Q. Is it true that Bob Newhart's wife was a hooker before she married him?
A. Absolutely not, but that didn't stop Don Rickles from saying so. But did Newhart get mad when the honor of his wife, Ginny, was called into question by the acid comic? Not at all. Rickles accuses many Hollywood wives of being former call girls. That's just part of his charm.
"The first time I met Don, in '63 or '64," says Newhart, who considers Rickles to be one of his closest friends, "Ginny and I had dinner with him. We were sitting at the table, and Don was talking about his daughter Mindy, who was just a year old, and how he hated being on the road. After he'd left, my wife turned to me and said, `That is the most darling man I've ever met. You just want to hug him.'
"And then we saw the second show, and here's Rickles saying, `Ladies and gentlemen, Bob Newhart is here with his wife, a former hooker from Bayonne, N.J."'
Is Rickles insane? He is certainly considered as such in some foreign countries, observes Newhart. "The most fun is to go to a foreign country with him. They just don't know what to make of this screaming man. There's no counterpart in any other culture. They think he must be deranged."
Q. Do actors ever worry about putting themselves in physical danger during filming?
A. Acting can be dangerous for both actors and stuntmen, says actor Charles Grodin. "The number of deaths and injuries in the movies is just horrendous," he says. "My stuntman from `Midnight Run' is dead. He died in a Chuck Norris movie . . . in a helicopter that wasn't functioning properly. One of our cinematographers on `Catch-22' fell out of the airplane and died." Grodin blames directors. "They lose touch with reality," he says. "They start behaving as if making a movie is like finding a cure for cancer. . . . You have to know you're dealing with another species."
Q. How does Carrie Fisher feel about Meryl Streep's playing her in her autobiographical film "Postcards from the Edge"?
A. Although Fisher wrote the screenplay based on her first book about her own drug rehabilitation, she contends that it isn't really autobiographical.

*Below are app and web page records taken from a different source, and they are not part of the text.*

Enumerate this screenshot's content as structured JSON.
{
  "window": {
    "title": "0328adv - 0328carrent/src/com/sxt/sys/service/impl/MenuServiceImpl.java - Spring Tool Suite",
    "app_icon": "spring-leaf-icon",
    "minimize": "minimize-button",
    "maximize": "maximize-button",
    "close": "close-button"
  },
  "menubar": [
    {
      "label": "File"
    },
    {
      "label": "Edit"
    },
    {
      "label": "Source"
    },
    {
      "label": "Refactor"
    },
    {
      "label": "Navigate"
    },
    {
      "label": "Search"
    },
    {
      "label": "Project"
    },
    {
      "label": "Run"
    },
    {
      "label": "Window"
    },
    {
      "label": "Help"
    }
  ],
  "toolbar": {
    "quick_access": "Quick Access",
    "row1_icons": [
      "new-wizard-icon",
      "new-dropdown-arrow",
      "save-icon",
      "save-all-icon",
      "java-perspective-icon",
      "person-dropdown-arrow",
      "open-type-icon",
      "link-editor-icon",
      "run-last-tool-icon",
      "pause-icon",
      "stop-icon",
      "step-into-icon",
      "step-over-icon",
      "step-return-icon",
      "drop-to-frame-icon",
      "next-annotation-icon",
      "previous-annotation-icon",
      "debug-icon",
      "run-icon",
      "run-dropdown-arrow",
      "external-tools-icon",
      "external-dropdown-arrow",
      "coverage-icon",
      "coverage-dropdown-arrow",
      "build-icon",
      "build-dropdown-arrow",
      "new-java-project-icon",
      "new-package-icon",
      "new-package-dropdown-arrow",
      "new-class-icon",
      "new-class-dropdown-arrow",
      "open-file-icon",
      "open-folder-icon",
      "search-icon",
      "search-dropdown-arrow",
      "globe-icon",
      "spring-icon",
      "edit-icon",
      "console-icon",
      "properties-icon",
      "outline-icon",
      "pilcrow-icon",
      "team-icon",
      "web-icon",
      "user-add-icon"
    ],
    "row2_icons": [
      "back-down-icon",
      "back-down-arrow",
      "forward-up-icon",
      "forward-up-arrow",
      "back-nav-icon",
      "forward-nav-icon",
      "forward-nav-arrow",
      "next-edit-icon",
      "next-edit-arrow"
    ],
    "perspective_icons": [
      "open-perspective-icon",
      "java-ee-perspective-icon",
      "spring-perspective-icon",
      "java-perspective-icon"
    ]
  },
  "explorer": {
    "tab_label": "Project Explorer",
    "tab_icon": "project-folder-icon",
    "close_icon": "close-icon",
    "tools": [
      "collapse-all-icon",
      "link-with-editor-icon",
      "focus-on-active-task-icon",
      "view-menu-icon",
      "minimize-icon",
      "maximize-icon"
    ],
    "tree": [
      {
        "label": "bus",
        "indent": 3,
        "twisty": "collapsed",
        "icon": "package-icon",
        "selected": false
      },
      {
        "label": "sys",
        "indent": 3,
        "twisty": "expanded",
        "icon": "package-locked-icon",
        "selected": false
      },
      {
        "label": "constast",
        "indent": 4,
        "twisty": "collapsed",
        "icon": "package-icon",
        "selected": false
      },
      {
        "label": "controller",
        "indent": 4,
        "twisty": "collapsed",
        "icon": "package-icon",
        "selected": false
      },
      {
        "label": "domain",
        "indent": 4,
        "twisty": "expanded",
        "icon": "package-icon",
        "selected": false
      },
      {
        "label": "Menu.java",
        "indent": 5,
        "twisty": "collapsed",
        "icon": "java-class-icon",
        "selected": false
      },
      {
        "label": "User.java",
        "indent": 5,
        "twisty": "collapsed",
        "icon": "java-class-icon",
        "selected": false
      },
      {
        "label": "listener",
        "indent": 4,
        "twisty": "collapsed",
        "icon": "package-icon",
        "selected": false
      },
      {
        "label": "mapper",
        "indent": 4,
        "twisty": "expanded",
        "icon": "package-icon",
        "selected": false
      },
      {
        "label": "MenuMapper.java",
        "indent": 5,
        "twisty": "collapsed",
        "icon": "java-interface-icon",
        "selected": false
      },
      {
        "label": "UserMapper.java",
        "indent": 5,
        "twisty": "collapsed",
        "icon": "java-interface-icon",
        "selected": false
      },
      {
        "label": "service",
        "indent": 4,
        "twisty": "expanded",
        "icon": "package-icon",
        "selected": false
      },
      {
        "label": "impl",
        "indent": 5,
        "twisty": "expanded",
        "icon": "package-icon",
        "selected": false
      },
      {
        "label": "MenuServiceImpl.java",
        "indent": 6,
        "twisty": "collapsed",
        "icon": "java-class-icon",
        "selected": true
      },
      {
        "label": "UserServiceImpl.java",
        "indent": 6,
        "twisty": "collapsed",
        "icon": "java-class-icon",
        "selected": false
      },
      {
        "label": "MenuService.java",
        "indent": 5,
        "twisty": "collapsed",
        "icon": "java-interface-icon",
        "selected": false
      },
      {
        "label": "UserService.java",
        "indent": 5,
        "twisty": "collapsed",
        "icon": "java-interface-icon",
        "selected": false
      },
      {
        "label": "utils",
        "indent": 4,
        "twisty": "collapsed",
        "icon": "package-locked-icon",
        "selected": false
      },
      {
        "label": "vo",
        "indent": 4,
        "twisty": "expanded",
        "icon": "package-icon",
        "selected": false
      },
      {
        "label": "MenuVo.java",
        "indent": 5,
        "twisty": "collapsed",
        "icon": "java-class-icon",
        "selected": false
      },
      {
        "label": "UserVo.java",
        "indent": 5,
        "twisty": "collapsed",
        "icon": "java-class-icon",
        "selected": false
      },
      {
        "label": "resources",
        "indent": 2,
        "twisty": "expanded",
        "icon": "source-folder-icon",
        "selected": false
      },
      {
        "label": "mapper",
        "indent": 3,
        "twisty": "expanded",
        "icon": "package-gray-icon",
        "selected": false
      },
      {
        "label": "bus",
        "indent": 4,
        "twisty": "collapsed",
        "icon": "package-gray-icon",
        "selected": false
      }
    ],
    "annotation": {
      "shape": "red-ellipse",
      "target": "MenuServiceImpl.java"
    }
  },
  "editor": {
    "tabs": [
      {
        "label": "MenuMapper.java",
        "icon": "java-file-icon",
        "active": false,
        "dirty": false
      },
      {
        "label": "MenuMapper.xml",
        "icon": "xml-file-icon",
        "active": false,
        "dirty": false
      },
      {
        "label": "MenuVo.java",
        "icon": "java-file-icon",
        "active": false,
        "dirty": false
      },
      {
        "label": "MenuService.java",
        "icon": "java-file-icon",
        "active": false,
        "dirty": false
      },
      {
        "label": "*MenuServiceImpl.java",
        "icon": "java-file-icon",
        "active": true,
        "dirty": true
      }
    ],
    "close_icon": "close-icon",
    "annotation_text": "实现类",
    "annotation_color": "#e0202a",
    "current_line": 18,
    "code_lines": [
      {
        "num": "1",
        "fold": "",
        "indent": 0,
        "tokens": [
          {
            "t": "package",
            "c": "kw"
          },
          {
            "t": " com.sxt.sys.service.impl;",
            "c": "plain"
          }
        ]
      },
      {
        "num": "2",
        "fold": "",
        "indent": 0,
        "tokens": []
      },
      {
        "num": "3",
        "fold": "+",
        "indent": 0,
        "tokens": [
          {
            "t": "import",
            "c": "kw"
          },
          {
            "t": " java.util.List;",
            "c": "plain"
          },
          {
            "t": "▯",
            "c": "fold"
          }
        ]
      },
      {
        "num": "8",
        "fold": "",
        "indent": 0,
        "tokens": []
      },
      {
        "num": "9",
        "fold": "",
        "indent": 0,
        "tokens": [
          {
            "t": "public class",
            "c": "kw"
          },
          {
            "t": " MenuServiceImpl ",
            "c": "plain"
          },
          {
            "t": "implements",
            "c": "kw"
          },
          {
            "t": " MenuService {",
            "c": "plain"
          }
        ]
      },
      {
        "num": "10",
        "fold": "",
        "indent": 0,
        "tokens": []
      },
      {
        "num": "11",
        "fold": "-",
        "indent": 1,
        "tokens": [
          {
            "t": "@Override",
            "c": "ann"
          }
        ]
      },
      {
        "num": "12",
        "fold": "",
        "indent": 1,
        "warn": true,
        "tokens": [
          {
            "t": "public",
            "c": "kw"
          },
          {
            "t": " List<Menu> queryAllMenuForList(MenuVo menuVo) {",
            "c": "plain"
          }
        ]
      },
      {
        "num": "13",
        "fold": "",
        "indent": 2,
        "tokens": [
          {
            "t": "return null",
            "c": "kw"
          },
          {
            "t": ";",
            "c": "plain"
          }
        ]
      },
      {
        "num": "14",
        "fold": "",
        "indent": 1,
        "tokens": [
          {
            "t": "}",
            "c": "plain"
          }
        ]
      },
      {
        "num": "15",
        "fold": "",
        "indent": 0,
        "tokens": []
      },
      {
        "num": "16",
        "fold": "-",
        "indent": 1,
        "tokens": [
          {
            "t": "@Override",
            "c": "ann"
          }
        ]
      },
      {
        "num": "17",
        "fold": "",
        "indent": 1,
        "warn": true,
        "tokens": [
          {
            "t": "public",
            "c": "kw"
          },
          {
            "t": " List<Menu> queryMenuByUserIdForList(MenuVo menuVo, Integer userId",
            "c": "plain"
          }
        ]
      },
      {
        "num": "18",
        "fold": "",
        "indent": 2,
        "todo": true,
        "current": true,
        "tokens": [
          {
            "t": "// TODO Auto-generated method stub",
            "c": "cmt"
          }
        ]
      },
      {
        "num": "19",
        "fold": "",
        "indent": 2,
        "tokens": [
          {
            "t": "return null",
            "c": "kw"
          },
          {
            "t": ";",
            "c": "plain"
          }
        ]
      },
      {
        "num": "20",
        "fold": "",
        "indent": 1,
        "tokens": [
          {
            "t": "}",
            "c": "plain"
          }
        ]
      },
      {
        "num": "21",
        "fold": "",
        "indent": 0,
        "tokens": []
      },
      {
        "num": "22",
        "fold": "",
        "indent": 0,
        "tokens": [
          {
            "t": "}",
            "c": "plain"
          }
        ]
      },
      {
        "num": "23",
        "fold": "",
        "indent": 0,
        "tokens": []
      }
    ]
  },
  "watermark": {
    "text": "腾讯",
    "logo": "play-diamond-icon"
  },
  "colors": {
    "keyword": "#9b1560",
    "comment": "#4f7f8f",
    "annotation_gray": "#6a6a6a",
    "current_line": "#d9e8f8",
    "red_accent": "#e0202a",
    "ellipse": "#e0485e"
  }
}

And even if it were, she couldn't play herself. "Like the monologue Meryl did: If I had done it, it would have been completely bizarre," says Fisher, 33. "But this elegant, luminous, poised person spewing this eccentric mash, it's a nice dichotomy."
- Send your questions to Celebrity Questions, Detroit Free Press, Detroit, MI 48231.